_Data supplied_.
_ _ _
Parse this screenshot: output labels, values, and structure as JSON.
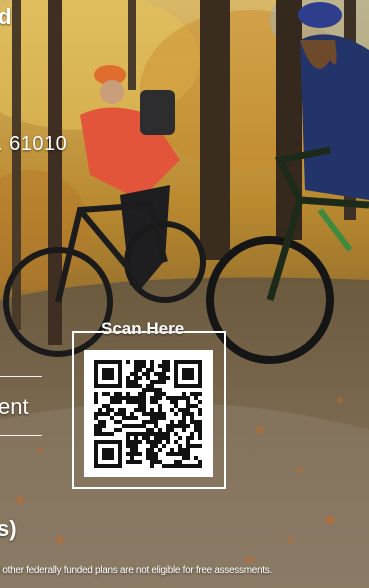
{
  "overlay": {
    "top_fragment": "d",
    "zip_fragment": ". 61010",
    "ment_fragment": "ent",
    "paren_fragment": "s)",
    "disclaimer": "l other federally funded plans are not eligible for free assessments."
  },
  "qr": {
    "label": "Scan Here"
  },
  "colors": {
    "frame": "#ffffff",
    "text": "#ffffff",
    "qr_dark": "#111111"
  }
}
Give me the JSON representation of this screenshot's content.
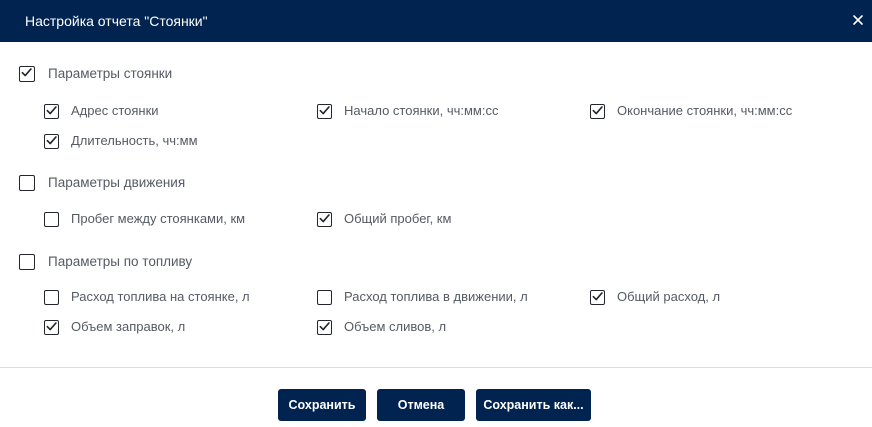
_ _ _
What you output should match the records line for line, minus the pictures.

_Task output_.
Parse this screenshot: output labels, values, and structure as JSON.
{
  "overlay": {
    "top_fragment": "d",
    "zip_fragment": ". 61010",
    "ment_fragment": "ent",
    "paren_fragment": "s)",
    "disclaimer": "l other federally funded plans are not eligible for free assessments."
  },
  "qr": {
    "label": "Scan Here"
  },
  "colors": {
    "frame": "#ffffff",
    "text": "#ffffff",
    "qr_dark": "#111111"
  }
}
Give me the JSON representation of this screenshot's content.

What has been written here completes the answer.